* Exercise instructions *
Word for word, reproduce each entry.
···
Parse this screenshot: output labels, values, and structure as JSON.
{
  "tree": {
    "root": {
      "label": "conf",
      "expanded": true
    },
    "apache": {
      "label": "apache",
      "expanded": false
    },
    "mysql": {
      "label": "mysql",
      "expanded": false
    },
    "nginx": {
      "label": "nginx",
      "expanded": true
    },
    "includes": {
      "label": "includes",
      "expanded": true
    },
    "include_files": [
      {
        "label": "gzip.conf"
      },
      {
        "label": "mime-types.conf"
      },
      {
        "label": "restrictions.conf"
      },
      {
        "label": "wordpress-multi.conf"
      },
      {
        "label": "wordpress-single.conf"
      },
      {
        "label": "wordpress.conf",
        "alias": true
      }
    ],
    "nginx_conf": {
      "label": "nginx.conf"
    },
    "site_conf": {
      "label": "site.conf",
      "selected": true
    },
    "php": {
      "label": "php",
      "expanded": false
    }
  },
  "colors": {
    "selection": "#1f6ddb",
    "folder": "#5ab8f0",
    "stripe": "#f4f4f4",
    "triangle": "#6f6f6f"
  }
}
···
* Expected answer *
Parse this screenshot: output labels, values, and structure as JSON.
{
  "tree": {
    "root": {
      "label": "conf",
      "expanded": true
    },
    "apache": {
      "label": "apache",
      "expanded": false
    },
    "mysql": {
      "label": "mysql",
      "expanded": false
    },
    "nginx": {
      "label": "nginx",
      "expanded": true
    },
    "includes": {
      "label": "includes",
      "expanded": true
    },
    "include_files": [
      {
        "label": "gzip.conf"
      },
      {
        "label": "mime-types.conf"
      },
      {
        "label": "restrictions.conf"
      },
      {
        "label": "wordpress-multi.conf"
      },
      {
        "label": "wordpress-single.conf"
      },
      {
        "label": "wordpress.conf",
        "alias": true
      }
    ],
    "nginx_conf": {
      "label": "nginx.conf"
    },
    "site_conf": {
      "label": "site.conf",
      "selected": true
    },
    "php": {
      "label": "php",
      "expanded": false
    }
  },
  "colors": {
    "selection": "#1f6ddb",
    "folder": "#5ab8f0",
    "stripe": "#f4f4f4",
    "triangle": "#6f6f6f"
  }
}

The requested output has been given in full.